Family Neosittidae

The Varied Sittella inhabits dry woodlands in most parts of Australia except for Tasmania.  There are several races of Varied Sittella in different geographical regions with variations in appearance, the race chrysoptera being represented in south-eastern Australia. Sittellas are generally found in small family groups foraging for insects and arthropods along the branches in eucalypt and acacia tree canopies.

They are communal birds and, as well as feeding together, preen one another, and huddle at night side-by-side, generally in the angle of a dead tree branch. Only the senior female incubates, but all group members assist in nest-building and supporting the young.

 Varied Sittella

Daphoenositta chrysoptera

The Varied Sittella has a dagger-shaped bill, angled slightly upward, together with feet with strong toes, to assist in the method of searching for food. Varied Sittellas are fairly common in the woodlands around Canberra.  Usually in small flocks of about six to eight, they work their way systematically through the tree, spiralling downwards around trunks and branches, searching for insects in the bark. The males with their bigger beaks keep to the trunk and the main branches, with the females dealing with the more outlying smaller branches and twigs.

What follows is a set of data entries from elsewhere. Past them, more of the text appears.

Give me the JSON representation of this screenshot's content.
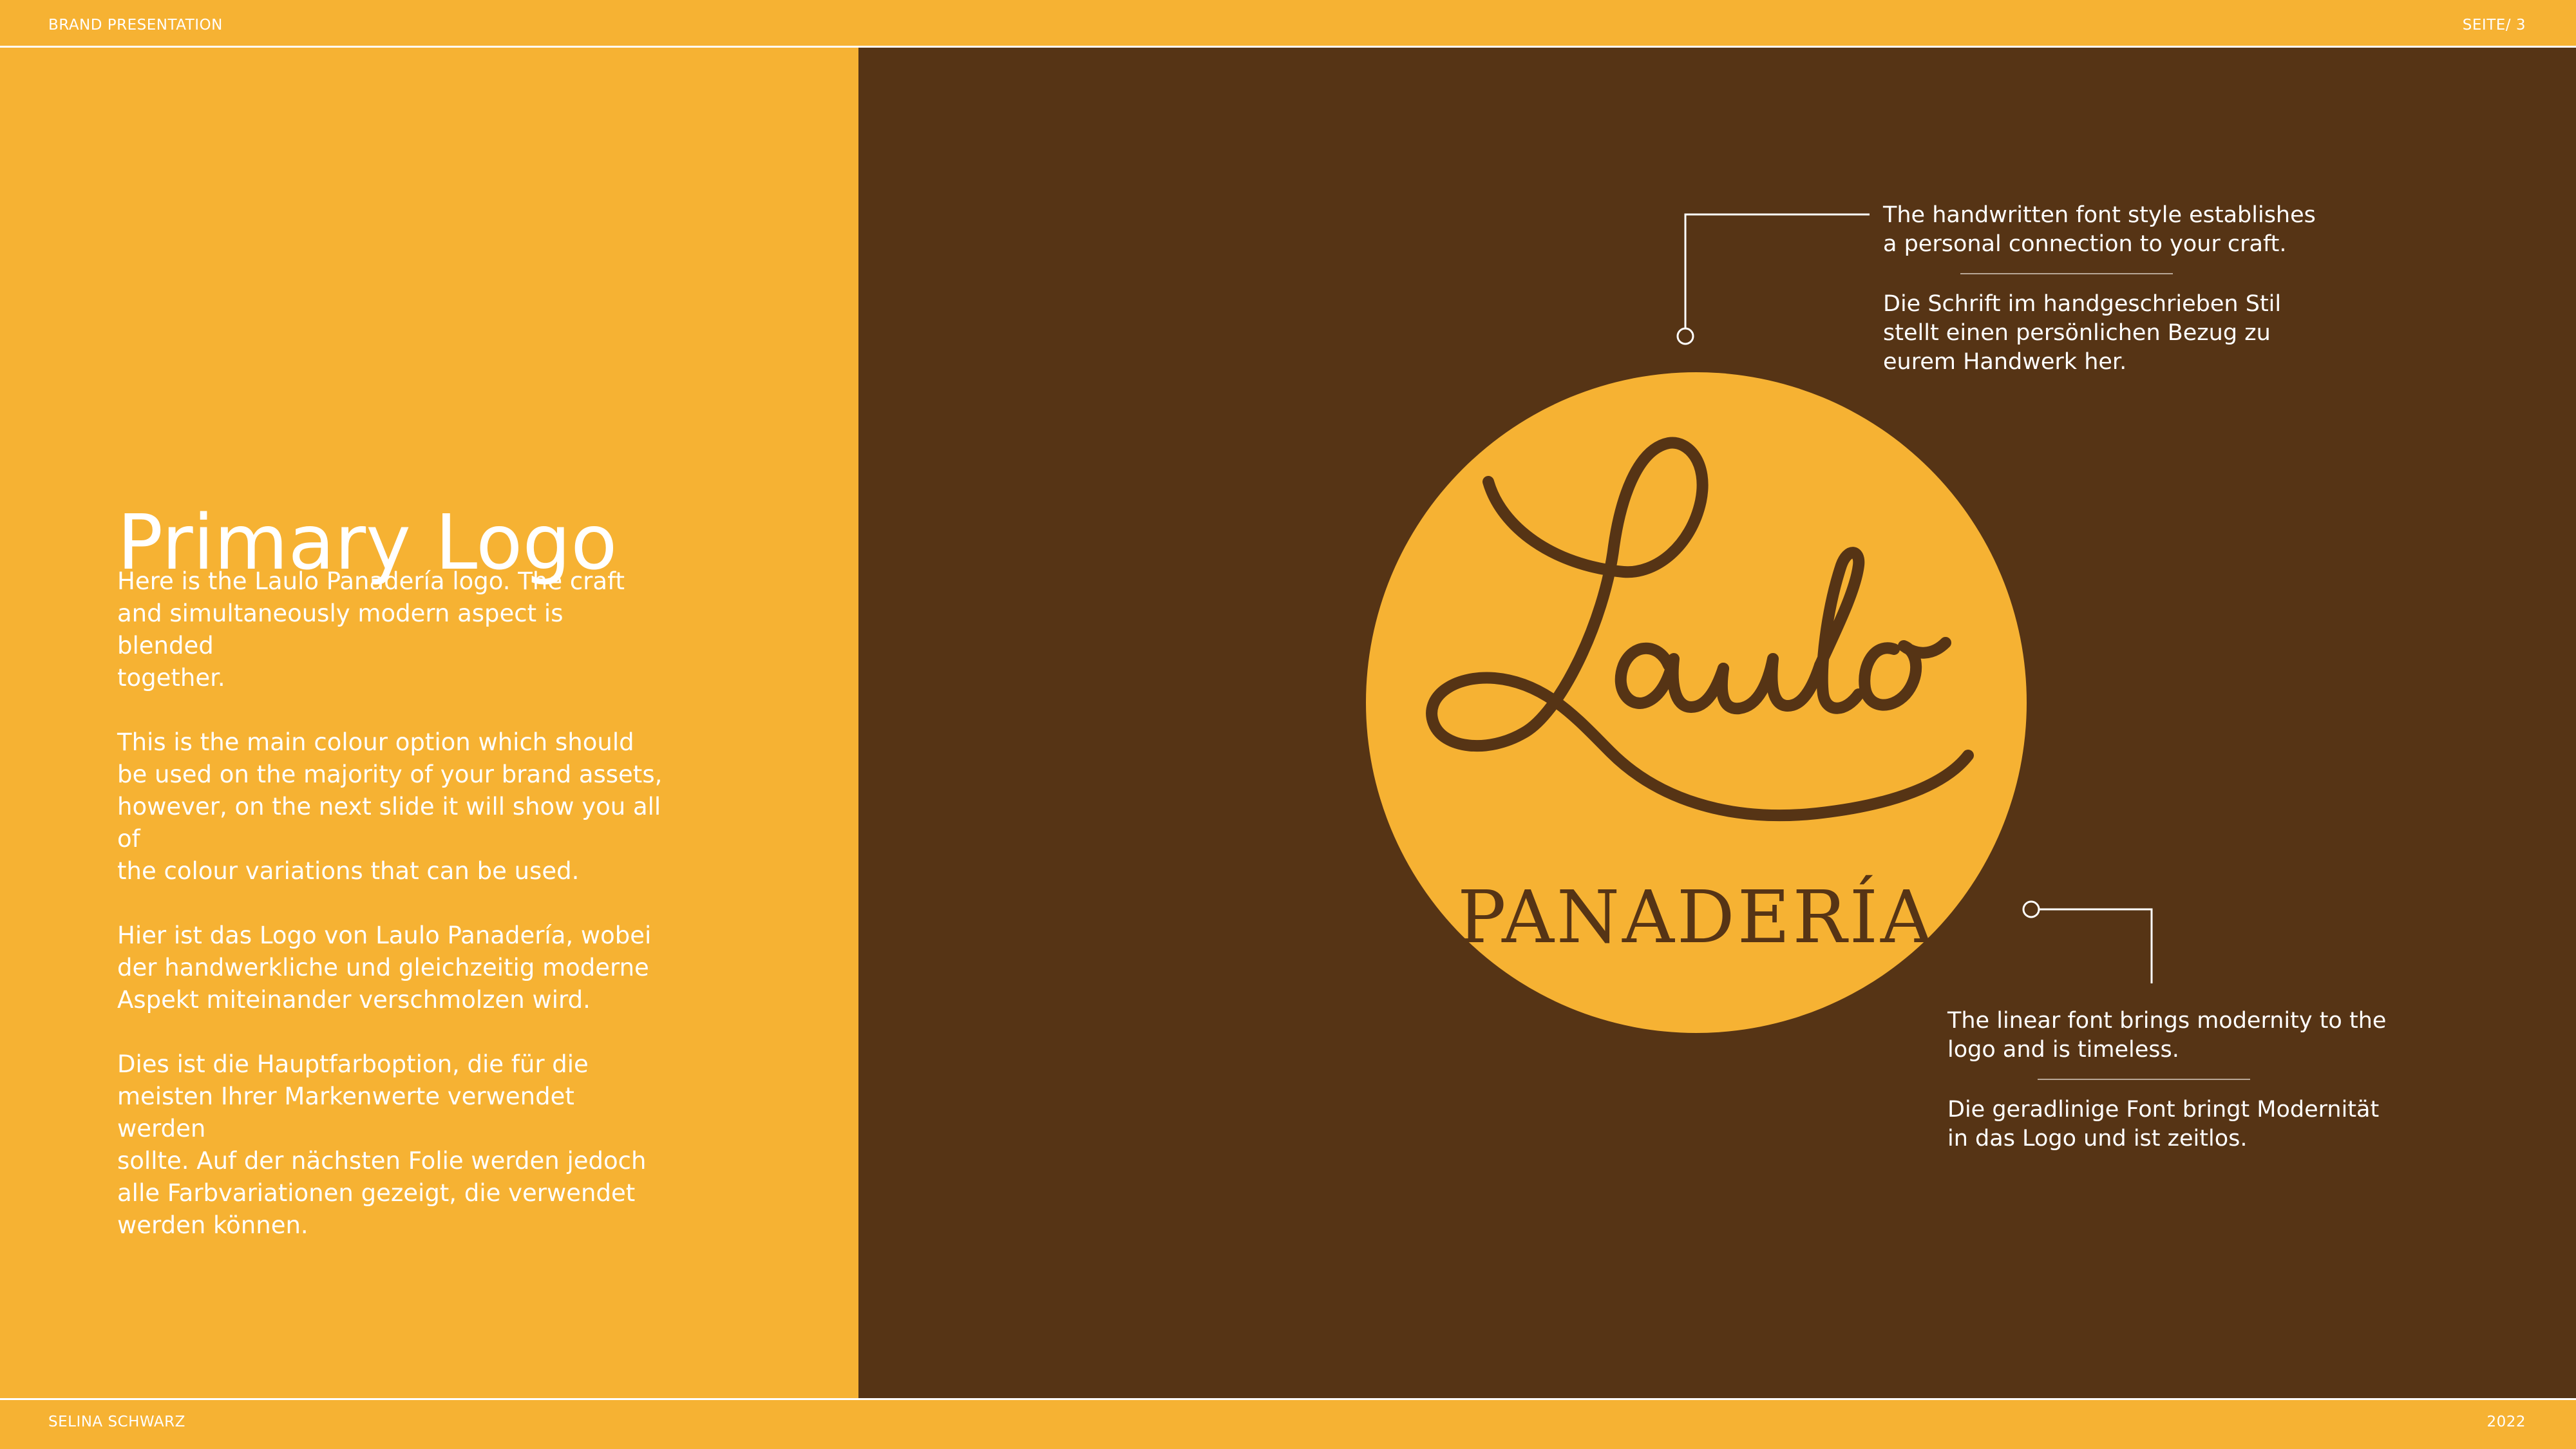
{
  "header": {
    "left_label": "BRAND PRESENTATION",
    "right_label": "SEITE/ 3"
  },
  "footer": {
    "left_label": "SELINA SCHWARZ",
    "right_label": "2022"
  },
  "left": {
    "title": "Primary Logo",
    "paragraphs": [
      "Here is the Laulo Panadería logo. The craft\nand simultaneously modern aspect is blended\ntogether.",
      "This is the main colour option which should\nbe used on the majority of your brand assets,\nhowever, on the next slide it will show you all of\nthe colour variations that can be used.",
      "Hier ist das Logo von Laulo Panadería, wobei\nder handwerkliche und gleichzeitig moderne\nAspekt miteinander verschmolzen wird.",
      "Dies ist die Hauptfarboption, die für die\nmeisten Ihrer Markenwerte verwendet werden\nsollte. Auf der nächsten Folie werden jedoch\nalle Farbvariationen gezeigt, die verwendet\nwerden können."
    ]
  },
  "logo": {
    "script_word": "Laulo",
    "wordmark": "PANADERÍA"
  },
  "callouts": {
    "top": {
      "en": "The handwritten font style establishes\na personal connection to your craft.",
      "de": "Die Schrift im handgeschrieben Stil\nstellt einen persönlichen Bezug zu\neurem Handwerk her."
    },
    "bottom": {
      "en": "The linear font brings modernity to the\nlogo and is timeless.",
      "de": "Die geradlinige Font  bringt Modernität\nin das Logo und ist zeitlos."
    }
  },
  "colors": {
    "yellow": "#F6B233",
    "brown": "#563415",
    "white": "#FFFFFF"
  }
}
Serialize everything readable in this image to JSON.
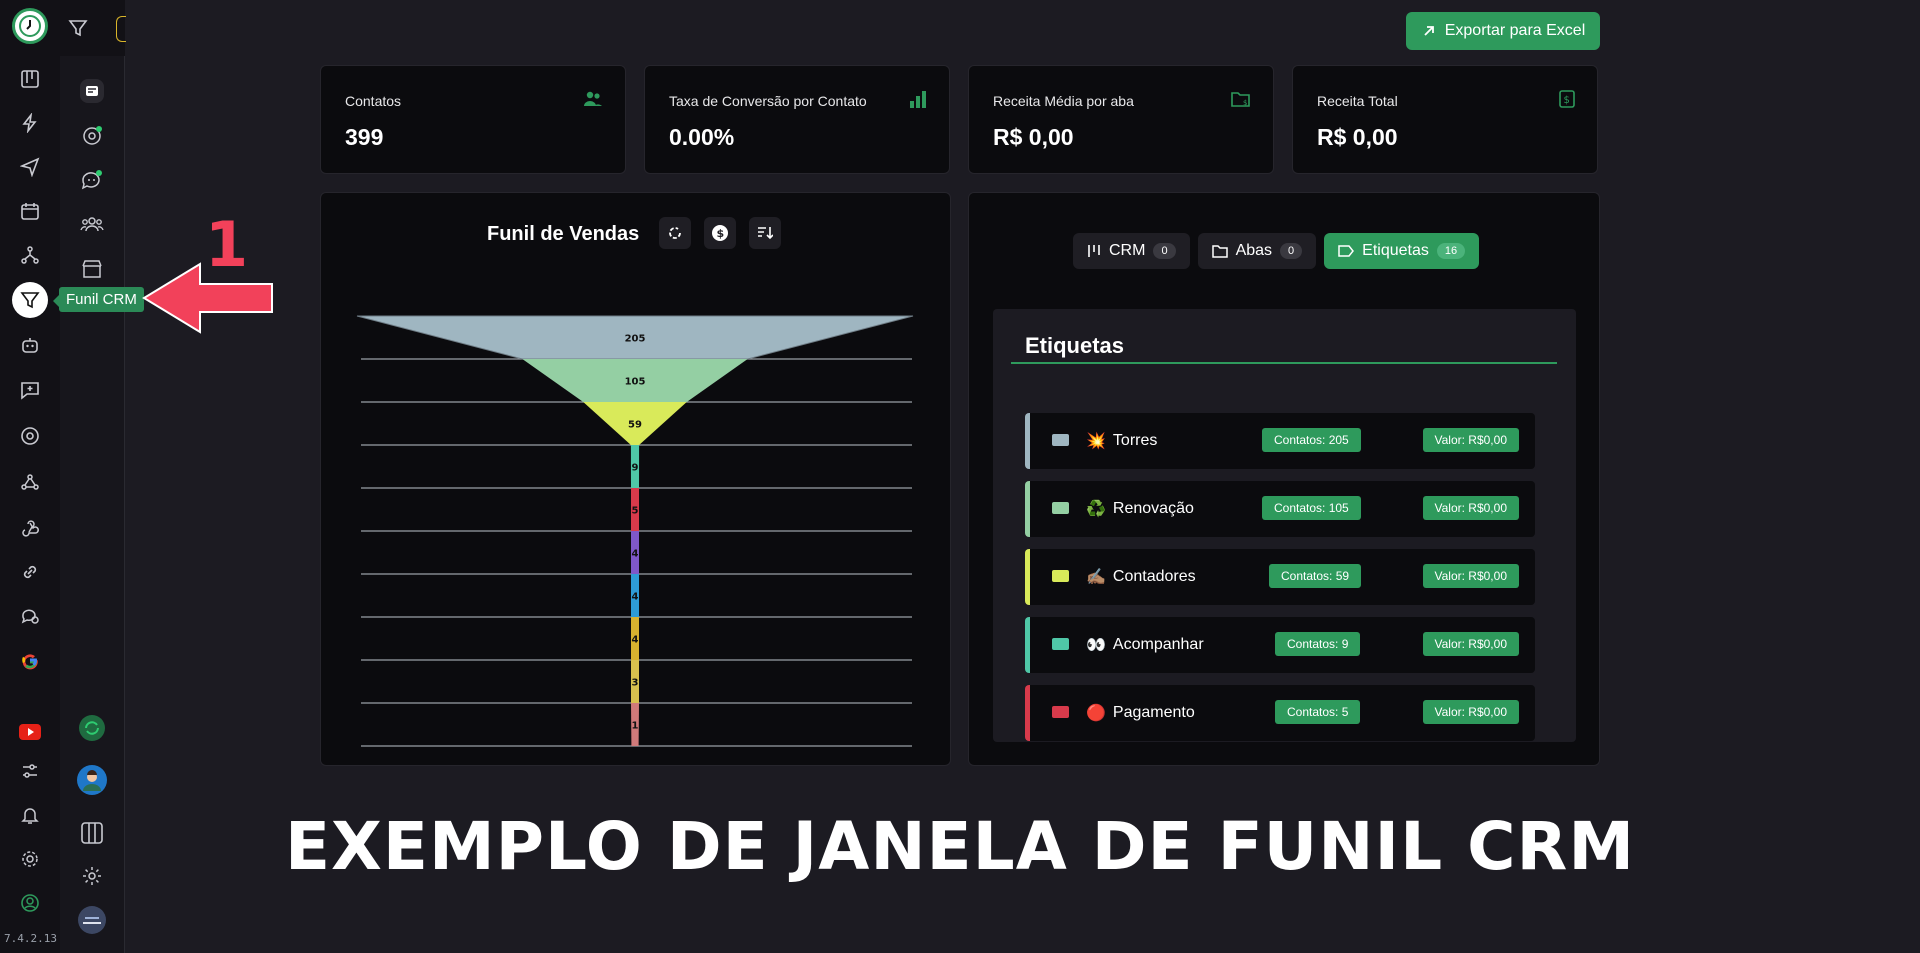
{
  "app": {
    "version": "7.4.2.13"
  },
  "tooltip": {
    "label": "Funil CRM"
  },
  "annotation": {
    "number": "1"
  },
  "header": {
    "export_label": "Exportar para Excel"
  },
  "stats": [
    {
      "label": "Contatos",
      "value": "399",
      "icon": "users-icon"
    },
    {
      "label": "Taxa de Conversão por Contato",
      "value": "0.00%",
      "icon": "bar-chart-icon"
    },
    {
      "label": "Receita Média por aba",
      "value": "R$ 0,00",
      "icon": "folder-money-icon"
    },
    {
      "label": "Receita Total",
      "value": "R$ 0,00",
      "icon": "money-icon"
    }
  ],
  "funnel": {
    "title": "Funil de Vendas",
    "chart_data": {
      "type": "funnel",
      "values": [
        205,
        105,
        59,
        9,
        5,
        4,
        4,
        4,
        3,
        1
      ],
      "colors": [
        "#9fb6c1",
        "#94cfa3",
        "#d9ea5a",
        "#4fc7a7",
        "#d83a4b",
        "#7f58c9",
        "#2e9bd6",
        "#d8b22f",
        "#d8c04e",
        "#d07a7a"
      ]
    }
  },
  "tabs": [
    {
      "label": "CRM",
      "count": "0",
      "active": false
    },
    {
      "label": "Abas",
      "count": "0",
      "active": false
    },
    {
      "label": "Etiquetas",
      "count": "16",
      "active": true
    }
  ],
  "etiquetas": {
    "title": "Etiquetas",
    "items": [
      {
        "emoji": "💥",
        "name": "Torres",
        "contatos": "Contatos: 205",
        "valor": "Valor: R$0,00",
        "color": "#9fb6c1"
      },
      {
        "emoji": "♻️",
        "name": "Renovação",
        "contatos": "Contatos: 105",
        "valor": "Valor: R$0,00",
        "color": "#94cfa3"
      },
      {
        "emoji": "✍🏽",
        "name": "Contadores",
        "contatos": "Contatos: 59",
        "valor": "Valor: R$0,00",
        "color": "#d9ea5a"
      },
      {
        "emoji": "👀",
        "name": "Acompanhar",
        "contatos": "Contatos: 9",
        "valor": "Valor: R$0,00",
        "color": "#4fc7a7"
      },
      {
        "emoji": "🔴",
        "name": "Pagamento",
        "contatos": "Contatos: 5",
        "valor": "Valor: R$0,00",
        "color": "#d83a4b"
      }
    ]
  },
  "banner": {
    "text": "EXEMPLO DE JANELA DE FUNIL CRM"
  }
}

They are not really suburban birds, probably because eucalypts are not in sufficient density to provide adequate food.

Numbers are greatest from April to July and lowest from October to December. Sightings are widespread, so higher numbers from 1983 to 1991 may be due largely to records from one site in Aranda over this period. Records in the last twelve years have dropped significally. There have been five breeding records from central suburbs next to reserves, including nest building in mid-October and dependent young from late December to mid-February. R=85. BR=59.